How to complete this task :: Would you please return the lines of the material that contain the word "value"?

Available data ::
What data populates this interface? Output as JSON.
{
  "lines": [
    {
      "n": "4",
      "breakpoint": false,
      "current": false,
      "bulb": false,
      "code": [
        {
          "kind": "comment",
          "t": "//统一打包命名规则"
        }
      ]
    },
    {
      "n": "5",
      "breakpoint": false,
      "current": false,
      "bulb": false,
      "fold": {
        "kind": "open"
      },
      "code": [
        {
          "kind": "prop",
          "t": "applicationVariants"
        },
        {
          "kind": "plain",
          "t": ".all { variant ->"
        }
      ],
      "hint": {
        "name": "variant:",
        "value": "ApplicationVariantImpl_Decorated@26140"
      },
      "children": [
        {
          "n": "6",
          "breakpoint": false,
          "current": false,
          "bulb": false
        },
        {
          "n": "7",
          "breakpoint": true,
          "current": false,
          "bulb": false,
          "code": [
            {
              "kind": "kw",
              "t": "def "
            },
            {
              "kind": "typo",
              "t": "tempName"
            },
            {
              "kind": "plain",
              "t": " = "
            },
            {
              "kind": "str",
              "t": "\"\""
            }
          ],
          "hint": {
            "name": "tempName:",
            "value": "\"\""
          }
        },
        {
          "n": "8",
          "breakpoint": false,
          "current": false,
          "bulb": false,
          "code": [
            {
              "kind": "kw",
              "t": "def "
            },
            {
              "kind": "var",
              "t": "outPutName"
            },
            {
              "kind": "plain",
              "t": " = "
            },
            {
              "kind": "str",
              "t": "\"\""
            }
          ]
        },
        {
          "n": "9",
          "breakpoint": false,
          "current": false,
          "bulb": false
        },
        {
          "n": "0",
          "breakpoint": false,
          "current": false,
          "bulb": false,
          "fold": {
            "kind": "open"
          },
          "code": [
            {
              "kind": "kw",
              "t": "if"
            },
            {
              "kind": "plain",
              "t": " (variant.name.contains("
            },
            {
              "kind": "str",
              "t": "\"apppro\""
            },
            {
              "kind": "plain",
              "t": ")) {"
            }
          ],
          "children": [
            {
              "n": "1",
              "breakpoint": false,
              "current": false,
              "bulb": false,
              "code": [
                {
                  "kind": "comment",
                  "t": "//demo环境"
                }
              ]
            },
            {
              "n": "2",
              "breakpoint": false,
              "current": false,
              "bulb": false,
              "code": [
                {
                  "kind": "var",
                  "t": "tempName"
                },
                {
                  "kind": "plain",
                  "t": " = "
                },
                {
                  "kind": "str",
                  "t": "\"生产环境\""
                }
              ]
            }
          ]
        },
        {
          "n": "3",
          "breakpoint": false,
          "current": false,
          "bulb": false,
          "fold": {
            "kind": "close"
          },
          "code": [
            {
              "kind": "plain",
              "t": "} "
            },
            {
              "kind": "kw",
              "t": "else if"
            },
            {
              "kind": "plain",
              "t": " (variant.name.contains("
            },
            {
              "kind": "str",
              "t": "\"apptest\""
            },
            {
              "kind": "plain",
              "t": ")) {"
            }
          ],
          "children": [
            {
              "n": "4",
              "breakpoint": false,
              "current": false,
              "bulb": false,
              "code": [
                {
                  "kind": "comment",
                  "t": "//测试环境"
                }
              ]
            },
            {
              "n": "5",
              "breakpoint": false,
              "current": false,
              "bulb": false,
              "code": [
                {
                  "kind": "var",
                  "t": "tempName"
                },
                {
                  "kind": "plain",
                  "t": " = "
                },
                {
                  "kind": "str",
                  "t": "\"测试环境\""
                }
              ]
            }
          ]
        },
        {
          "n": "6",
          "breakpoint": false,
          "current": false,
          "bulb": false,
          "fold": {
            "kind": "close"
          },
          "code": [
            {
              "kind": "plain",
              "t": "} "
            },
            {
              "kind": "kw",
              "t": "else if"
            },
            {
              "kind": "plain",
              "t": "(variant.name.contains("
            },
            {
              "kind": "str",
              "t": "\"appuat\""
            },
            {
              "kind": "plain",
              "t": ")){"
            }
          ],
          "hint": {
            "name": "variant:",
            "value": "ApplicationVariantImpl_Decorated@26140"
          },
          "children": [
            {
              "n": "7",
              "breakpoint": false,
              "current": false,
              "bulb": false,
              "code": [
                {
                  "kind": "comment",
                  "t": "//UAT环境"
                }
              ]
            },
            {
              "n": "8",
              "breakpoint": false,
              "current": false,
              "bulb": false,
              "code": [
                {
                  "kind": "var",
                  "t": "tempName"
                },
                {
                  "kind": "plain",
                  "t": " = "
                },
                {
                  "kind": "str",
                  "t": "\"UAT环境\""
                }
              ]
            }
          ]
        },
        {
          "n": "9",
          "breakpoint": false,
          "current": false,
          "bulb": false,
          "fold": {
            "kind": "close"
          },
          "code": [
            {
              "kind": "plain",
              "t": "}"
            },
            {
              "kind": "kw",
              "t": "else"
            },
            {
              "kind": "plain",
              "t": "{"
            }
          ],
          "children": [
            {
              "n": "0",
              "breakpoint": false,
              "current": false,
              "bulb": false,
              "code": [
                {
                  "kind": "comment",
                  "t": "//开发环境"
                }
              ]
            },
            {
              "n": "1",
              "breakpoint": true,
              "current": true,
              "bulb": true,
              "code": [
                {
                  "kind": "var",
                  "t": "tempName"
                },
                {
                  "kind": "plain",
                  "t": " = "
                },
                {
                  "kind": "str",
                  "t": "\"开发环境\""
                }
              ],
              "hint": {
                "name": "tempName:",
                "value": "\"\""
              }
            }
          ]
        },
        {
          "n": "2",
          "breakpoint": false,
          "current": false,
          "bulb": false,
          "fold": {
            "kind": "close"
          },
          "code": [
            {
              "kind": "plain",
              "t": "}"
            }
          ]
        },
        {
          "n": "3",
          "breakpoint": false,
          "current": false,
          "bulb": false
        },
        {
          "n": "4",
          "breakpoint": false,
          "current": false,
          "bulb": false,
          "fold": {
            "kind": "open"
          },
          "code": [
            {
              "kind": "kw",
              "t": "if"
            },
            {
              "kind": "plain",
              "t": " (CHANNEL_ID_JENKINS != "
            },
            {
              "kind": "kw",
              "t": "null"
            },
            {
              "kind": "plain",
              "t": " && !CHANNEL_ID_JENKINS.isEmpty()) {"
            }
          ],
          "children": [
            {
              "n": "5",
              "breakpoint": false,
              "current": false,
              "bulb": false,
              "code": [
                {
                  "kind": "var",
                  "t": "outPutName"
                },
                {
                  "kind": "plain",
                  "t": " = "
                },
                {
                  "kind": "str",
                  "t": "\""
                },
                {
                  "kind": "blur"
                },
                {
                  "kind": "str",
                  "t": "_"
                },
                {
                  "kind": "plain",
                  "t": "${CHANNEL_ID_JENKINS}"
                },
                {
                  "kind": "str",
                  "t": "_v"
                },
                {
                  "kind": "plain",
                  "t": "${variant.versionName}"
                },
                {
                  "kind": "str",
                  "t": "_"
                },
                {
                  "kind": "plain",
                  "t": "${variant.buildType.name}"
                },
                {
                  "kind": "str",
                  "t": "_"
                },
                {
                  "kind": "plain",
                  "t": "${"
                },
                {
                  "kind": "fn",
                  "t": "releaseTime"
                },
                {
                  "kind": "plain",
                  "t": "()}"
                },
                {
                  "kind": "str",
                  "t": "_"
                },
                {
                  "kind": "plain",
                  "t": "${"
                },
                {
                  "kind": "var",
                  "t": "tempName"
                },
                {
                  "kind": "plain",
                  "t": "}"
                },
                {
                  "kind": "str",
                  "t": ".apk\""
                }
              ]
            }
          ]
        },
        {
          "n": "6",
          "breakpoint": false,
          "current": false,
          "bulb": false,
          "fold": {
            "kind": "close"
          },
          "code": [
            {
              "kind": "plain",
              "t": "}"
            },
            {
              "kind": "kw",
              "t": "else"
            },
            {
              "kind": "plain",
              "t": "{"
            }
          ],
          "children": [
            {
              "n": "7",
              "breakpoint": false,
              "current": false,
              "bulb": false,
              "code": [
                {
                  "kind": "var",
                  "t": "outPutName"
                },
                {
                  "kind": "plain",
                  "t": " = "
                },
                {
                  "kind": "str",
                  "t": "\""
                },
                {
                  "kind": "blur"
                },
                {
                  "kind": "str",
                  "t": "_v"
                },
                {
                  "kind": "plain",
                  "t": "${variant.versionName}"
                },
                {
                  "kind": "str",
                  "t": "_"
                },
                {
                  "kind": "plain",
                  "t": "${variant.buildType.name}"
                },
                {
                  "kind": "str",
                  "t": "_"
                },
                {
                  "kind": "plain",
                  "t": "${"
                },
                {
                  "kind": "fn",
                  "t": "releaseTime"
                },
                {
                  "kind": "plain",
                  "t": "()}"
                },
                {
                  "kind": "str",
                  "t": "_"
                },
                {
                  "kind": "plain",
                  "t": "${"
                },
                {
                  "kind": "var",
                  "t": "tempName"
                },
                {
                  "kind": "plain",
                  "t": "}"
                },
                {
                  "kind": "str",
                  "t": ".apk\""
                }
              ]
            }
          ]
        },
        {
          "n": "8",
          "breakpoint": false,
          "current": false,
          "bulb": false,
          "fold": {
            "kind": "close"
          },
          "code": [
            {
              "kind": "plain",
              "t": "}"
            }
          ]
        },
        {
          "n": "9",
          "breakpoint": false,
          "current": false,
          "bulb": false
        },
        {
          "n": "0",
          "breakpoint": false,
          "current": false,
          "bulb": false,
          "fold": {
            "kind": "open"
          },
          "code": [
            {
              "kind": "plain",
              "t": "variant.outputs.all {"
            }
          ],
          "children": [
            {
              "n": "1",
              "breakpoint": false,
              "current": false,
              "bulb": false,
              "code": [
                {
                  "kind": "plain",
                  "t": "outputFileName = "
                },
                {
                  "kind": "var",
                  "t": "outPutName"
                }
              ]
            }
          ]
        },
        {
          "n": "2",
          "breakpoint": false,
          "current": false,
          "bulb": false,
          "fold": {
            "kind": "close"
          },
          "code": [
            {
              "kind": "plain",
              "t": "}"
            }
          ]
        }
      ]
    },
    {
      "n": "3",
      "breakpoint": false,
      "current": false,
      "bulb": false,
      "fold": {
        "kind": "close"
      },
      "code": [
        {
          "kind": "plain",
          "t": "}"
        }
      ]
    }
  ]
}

Answer to the problem ::
        "value": "ApplicationVariantImpl_Decorated@26140"
            "value": "\"\""
            "value": "ApplicationVariantImpl_Decorated@26140"
                "value": "\"\""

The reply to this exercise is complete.